Contracts for Differences, more commonly known as CFDs, are financial contracts that involve the exchange of physical money rather than the distribution of financial securities or instruments upon the ending of the contract.
Exchange traded futures on stock indices and interest rates were the very first CFDs. They were first thought of because people began to realize that a lot of people who trade in the financial futures markets wouldn’t really want or need delivery of financial securities or instruments.
CFDs often seem confusing to those who have never worked with them before. However, they’re really quite simple. The two different parties involved in a trade essentially pay each other the difference between the opening and closing prices when their contract comes to an end. Take, for instance, a situation where you were holding a long position. You purchased the contract and watched the price go up. You’ll then have a running profit. At the close of the contract, you’d receive the difference between the first price and the closing price for each contract from the other party.
The opposite is true as well. If you purchase a contract and the price goes down, you’ll have a running loss. At the end of the contract, you would then have to pay the difference between the initial and closing prices for each contract.
Two decades ago, more and more people started to realize how many things CFDs could actually be used for. They could be used in quite a number of other financial instruments such as forex, commodities, and metals, among others. A broker wasn’t required to facilitate the trade. Instead, people could simply directly trade with other traders electronically. This type of trading is referred to as Over The Counter trading.
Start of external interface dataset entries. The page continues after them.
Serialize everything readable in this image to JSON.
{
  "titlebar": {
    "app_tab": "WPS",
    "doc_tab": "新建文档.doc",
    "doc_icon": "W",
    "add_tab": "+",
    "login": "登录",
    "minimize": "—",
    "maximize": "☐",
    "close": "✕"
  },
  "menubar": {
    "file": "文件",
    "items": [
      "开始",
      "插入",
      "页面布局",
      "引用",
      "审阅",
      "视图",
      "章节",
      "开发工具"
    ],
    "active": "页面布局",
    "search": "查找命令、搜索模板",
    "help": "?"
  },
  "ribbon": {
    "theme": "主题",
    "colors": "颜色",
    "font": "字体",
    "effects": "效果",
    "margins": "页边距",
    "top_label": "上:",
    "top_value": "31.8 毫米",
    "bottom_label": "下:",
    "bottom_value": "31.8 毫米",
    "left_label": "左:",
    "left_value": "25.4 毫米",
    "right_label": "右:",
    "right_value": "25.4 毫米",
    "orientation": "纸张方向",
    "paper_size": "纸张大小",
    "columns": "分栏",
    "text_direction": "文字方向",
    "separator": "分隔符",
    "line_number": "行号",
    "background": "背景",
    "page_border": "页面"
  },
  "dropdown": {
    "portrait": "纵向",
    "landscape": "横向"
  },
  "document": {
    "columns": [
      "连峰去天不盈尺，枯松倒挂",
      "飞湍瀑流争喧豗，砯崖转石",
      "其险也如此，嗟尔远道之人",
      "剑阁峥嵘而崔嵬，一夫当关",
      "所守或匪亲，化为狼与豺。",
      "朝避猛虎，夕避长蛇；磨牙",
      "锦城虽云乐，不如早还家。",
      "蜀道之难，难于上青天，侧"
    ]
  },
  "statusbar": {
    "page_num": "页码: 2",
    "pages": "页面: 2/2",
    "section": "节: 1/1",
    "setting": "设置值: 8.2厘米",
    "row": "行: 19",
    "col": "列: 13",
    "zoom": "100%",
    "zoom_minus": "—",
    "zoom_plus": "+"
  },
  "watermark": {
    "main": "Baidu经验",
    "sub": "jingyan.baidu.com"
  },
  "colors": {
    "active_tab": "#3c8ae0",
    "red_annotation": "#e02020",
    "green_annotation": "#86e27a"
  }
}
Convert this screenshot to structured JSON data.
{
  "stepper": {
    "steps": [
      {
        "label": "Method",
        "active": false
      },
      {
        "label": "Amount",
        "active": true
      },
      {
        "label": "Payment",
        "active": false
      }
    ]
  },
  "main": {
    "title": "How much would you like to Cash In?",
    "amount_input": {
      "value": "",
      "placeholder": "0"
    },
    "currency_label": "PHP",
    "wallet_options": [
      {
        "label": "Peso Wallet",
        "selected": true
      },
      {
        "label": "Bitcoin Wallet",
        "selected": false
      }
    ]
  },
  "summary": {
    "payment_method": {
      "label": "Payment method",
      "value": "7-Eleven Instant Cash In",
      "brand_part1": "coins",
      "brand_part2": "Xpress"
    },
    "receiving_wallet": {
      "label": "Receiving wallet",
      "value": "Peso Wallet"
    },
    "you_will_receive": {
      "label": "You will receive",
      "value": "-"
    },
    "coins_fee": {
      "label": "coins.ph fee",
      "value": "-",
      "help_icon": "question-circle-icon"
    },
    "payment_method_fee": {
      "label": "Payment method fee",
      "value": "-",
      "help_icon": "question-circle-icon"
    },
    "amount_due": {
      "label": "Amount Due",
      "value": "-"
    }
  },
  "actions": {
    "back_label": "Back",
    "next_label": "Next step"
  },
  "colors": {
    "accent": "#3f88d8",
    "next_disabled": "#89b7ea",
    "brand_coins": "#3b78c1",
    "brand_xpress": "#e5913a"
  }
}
This was the perfect time for CFDs to emerge because of the growth of the internet. A growing number of people had access to the internet and could engage in CFDs. These securities began being offered as leveraged products. Traders could equip themselves with enough capital with the help of their broker and then trade positions that they otherwise wouldn’t be able to with their account sizes. Long or short positions could be taken.
Traders love the flexibility of not having to think about delivery or settlement of securities or instruments. CFD brokers charged their clients interest, called rollover swaps, on the money they borrowed. The increased leverage that CFDs offered meant greater potential returns - something that a lot of people found incredibly appealing.
CFD changed the trading game as it was. In this day and age, private individuals have access to trading software and a good internet connection. With the flexibility of a CFD and plenty of leverage, they can now use the very same information and tools that were previously only accessible to institutional and professional traders.
Retail traders are able to take short and long positions across whichever asset class they see fit, be it forex, equities, commodities, or even metals. The increased leverage means more potential returns.
Of course, it also means more potential losses. As a growing number of people try their hand at trading with CFDs, it’s increasingly crucial for retail investors to get up close and personal with the markets and how they work with each other.